Yes, in the decades following the 1870 publication of her nephew’s hagiographic Memoir of Jane Austen, Kindly Domestic Aunt Jane was the accepted image. But at least since the 1940s, when D.W. Harding published his famous essay on Austen’s “regulated hatred,” an alternative view of a tougher, more politically engaged Austen has been equally prevalent, if not more so.


And by now – after decades of scholarship about the mentions of slavery in Mansfield Park, the Napoleonic Wars context to Persuasion, the guillotining of Austen’s French cousin-by-marriage, the radicalism or conservatism of Austen’s sexual politics, the cutting things she writes about the Prince Regent in her letters, yada yada yada – it’s not clear to me that anyone still believes Austen was a sweet-natured maiden aunt who barely noticed that her country was at war for most of her adult life.


I suppose if Sutherland is talking about the views of your average person on the street, whose acquaintance with Jane Austen mostly consists of a forced high school march through Pride and Prejudice and repeated viewings of Clueless, this could be an accurate account. But does someone like that even know, or care, enough about Jane Austen to think of her as a retiring country mouse? I have my doubts.


Perhaps the exigencies of marketing in our noisy culture require that every new Austen book, movie, or exhibition be portrayed as a fearless effort to push back the forces that insist on inappropriately domesticating a strong and subversive woman writer.

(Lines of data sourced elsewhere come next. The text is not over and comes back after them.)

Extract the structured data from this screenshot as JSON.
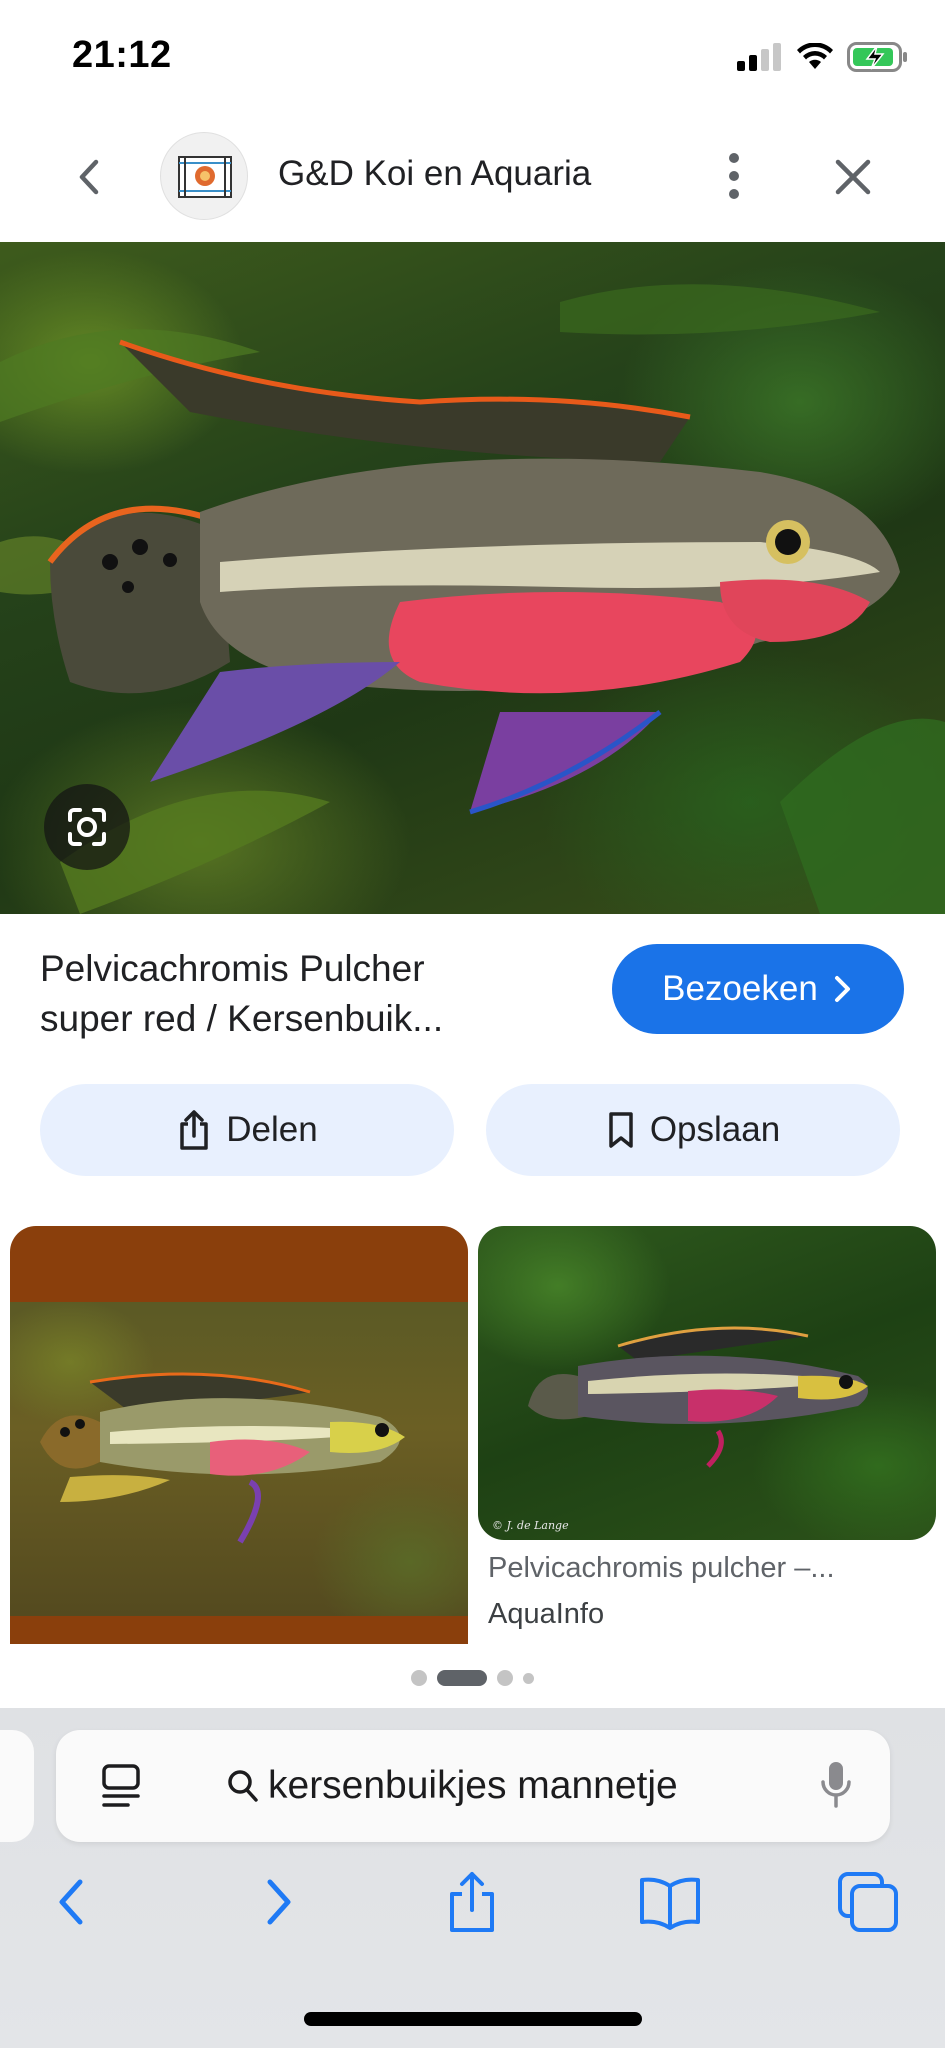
{
  "status_bar": {
    "time": "21:12"
  },
  "header": {
    "site_name": "G&D Koi en Aquaria"
  },
  "result": {
    "title_line1": "Pelvicachromis Pulcher",
    "title_line2": "super red / Kersenbuik...",
    "visit_label": "Bezoeken",
    "share_label": "Delen",
    "save_label": "Opslaan"
  },
  "related": [
    {
      "title": "",
      "source": ""
    },
    {
      "title": "Pelvicachromis pulcher –...",
      "source": "AquaInfo",
      "credit": "© J. de Lange"
    }
  ],
  "pager": {
    "count": 4,
    "active_index": 1
  },
  "address_bar": {
    "query": "kersenbuikjes mannetje"
  },
  "colors": {
    "accent": "#1a73e8",
    "pill_bg": "#e8f0fe",
    "safari_blue": "#1f7af5"
  },
  "icons": [
    "back-chevron-icon",
    "kebab-icon",
    "close-icon",
    "lens-icon",
    "share-icon",
    "bookmark-icon",
    "reader-icon",
    "search-icon",
    "mic-icon",
    "safari-back-icon",
    "safari-forward-icon",
    "safari-share-icon",
    "bookmarks-icon",
    "tabs-icon"
  ]
}
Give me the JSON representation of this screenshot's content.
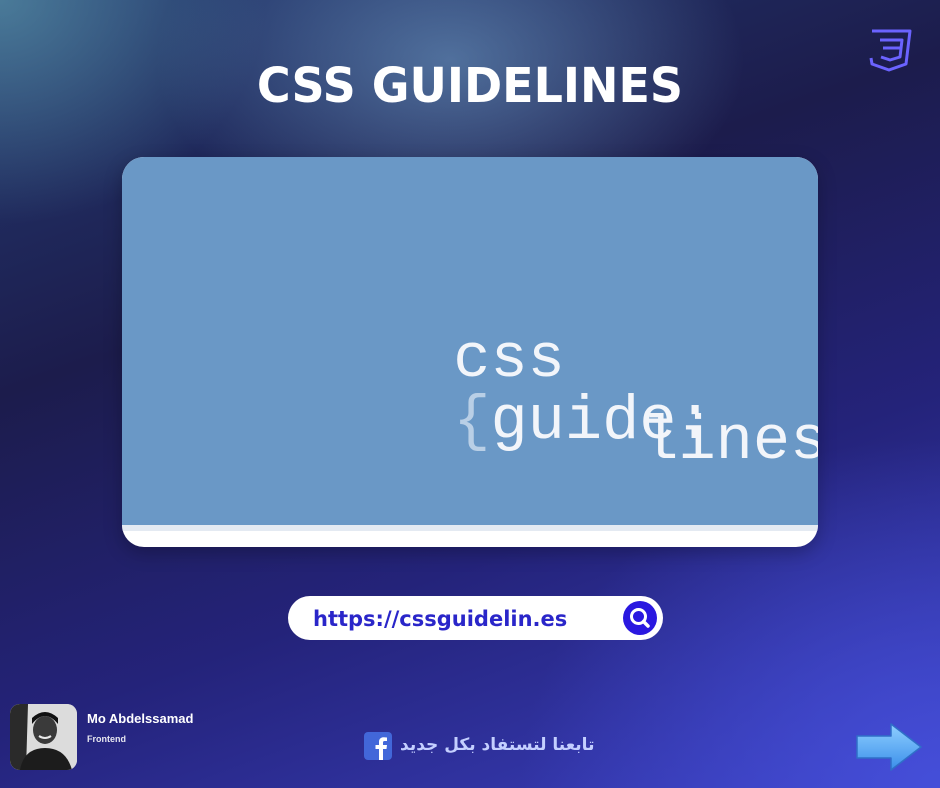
{
  "header": {
    "title": "CSS GUIDELINES",
    "corner_icon": "css3-logo-icon"
  },
  "image_card": {
    "logo_line1_word": "css",
    "logo_line1_brace": "{",
    "logo_line1_rest": "guide:",
    "logo_line2_word": "lines;",
    "logo_line2_brace": "}"
  },
  "url_bar": {
    "url": "https://cssguidelin.es",
    "icon": "search-icon"
  },
  "author": {
    "name": "Mo Abdelssamad",
    "role": "Frontend",
    "avatar_icon": "avatar"
  },
  "footer": {
    "follow_text": "تابعنا لتستفاد بكل جديد",
    "social_icon": "facebook-icon",
    "next_icon": "arrow-right-icon"
  },
  "colors": {
    "accent": "#2a18e0",
    "card_blue": "#6a98c6",
    "url_text": "#2a26c9"
  }
}
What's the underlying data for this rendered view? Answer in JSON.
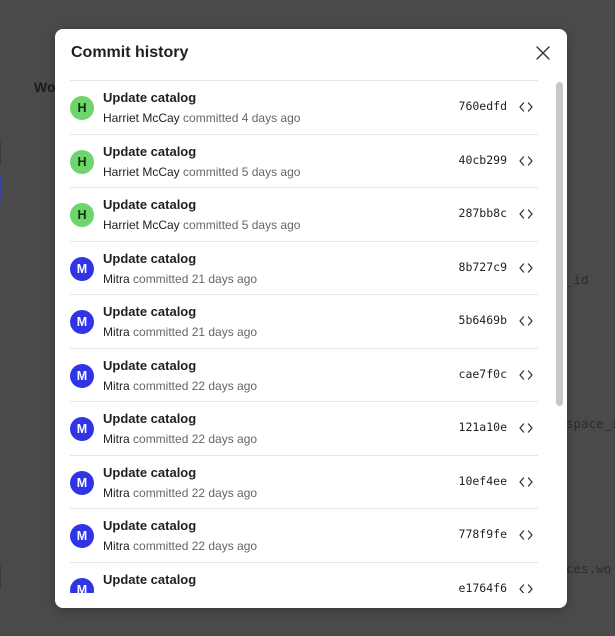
{
  "background": {
    "left_text": "Wo",
    "right_fragments": [
      "_id",
      "space_i",
      "ces.wo"
    ]
  },
  "modal": {
    "title": "Commit history",
    "commits": [
      {
        "avatar_initial": "H",
        "avatar_color": "#6dd56c",
        "message": "Update catalog",
        "author": "Harriet McCay",
        "action": "committed 4 days ago",
        "sha": "760edfd"
      },
      {
        "avatar_initial": "H",
        "avatar_color": "#6dd56c",
        "message": "Update catalog",
        "author": "Harriet McCay",
        "action": "committed 5 days ago",
        "sha": "40cb299"
      },
      {
        "avatar_initial": "H",
        "avatar_color": "#6dd56c",
        "message": "Update catalog",
        "author": "Harriet McCay",
        "action": "committed 5 days ago",
        "sha": "287bb8c"
      },
      {
        "avatar_initial": "M",
        "avatar_color": "#2f34e6",
        "message": "Update catalog",
        "author": "Mitra",
        "action": "committed 21 days ago",
        "sha": "8b727c9"
      },
      {
        "avatar_initial": "M",
        "avatar_color": "#2f34e6",
        "message": "Update catalog",
        "author": "Mitra",
        "action": "committed 21 days ago",
        "sha": "5b6469b"
      },
      {
        "avatar_initial": "M",
        "avatar_color": "#2f34e6",
        "message": "Update catalog",
        "author": "Mitra",
        "action": "committed 22 days ago",
        "sha": "cae7f0c"
      },
      {
        "avatar_initial": "M",
        "avatar_color": "#2f34e6",
        "message": "Update catalog",
        "author": "Mitra",
        "action": "committed 22 days ago",
        "sha": "121a10e"
      },
      {
        "avatar_initial": "M",
        "avatar_color": "#2f34e6",
        "message": "Update catalog",
        "author": "Mitra",
        "action": "committed 22 days ago",
        "sha": "10ef4ee"
      },
      {
        "avatar_initial": "M",
        "avatar_color": "#2f34e6",
        "message": "Update catalog",
        "author": "Mitra",
        "action": "committed 22 days ago",
        "sha": "778f9fe"
      },
      {
        "avatar_initial": "M",
        "avatar_color": "#2f34e6",
        "message": "Update catalog",
        "author": "",
        "action": "",
        "sha": "e1764f6"
      }
    ]
  },
  "icons": {
    "close": "close-icon",
    "browse_code": "code-brackets-icon"
  }
}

From where I sit, though, it looks like this battle was over -- and won -- long ago.


By Deborah Yaffe, Feb 16 2017 02:00PM

Earlier this month, Janeites were delighted when the Folio Society publishers and the House of Illustration, a London gallery devoted to the art of illustration, unveiled the list of finalists for the job of illustrating a new edition of Mansfield Park.


I ran across the story via selections available on the website of the Guardian newspaper – but I recently realized that I overlooked the complete set of images on the House of Illustration’s own web site: four images, including a cover, from each of the twenty-three artists.


It’s a fascinating mixture of styles and approaches, from the hyper-realistic to the completely abstract, and it’s going to be very interesting to see which the judges select – and whether their choice matches that of the lay audience, who are invited to cast their own votes for the Visitors’ Choice Award.


By Deborah Yaffe, Feb 2 2017 02:00PM

Those of us who first encountered Jane Austen on the page of a book without illustrations -- rather than on a movie screen -- probably created our own mental images of her characters. Did we imagine them art deco or impressionist, manga-style or collaged, super-realistic or highly abstract?


Now’s your chance to find out what other people’s mental Austen looks like: Yesterday, the Guardian ran a fascinating slide show featuring images by the twenty-three artists who are finalists for the job of illustrating the Folio Society’s forthcoming edition of Mansfield Park. The winner will be announced later this month.


The artists hail from ten different countries, and their work varies radically in style, tone and medium. Many of the illustrations -- of Fanny Price and Mary Crawford, Lovers' Vows and broken hearts -- are quite lovely, but few seem to me to perfectly capture Austen’s voice, especially her humor. Perhaps that's not what such illustrations ought to do. Perhaps I’ve just imprinted on the famous Brock and Thomson images, even though I don’t like them very much.


Or perhaps I’m just wedded to the pictures in my head.


Quill pen -- transparent BookTheWriter transparent facebook twitter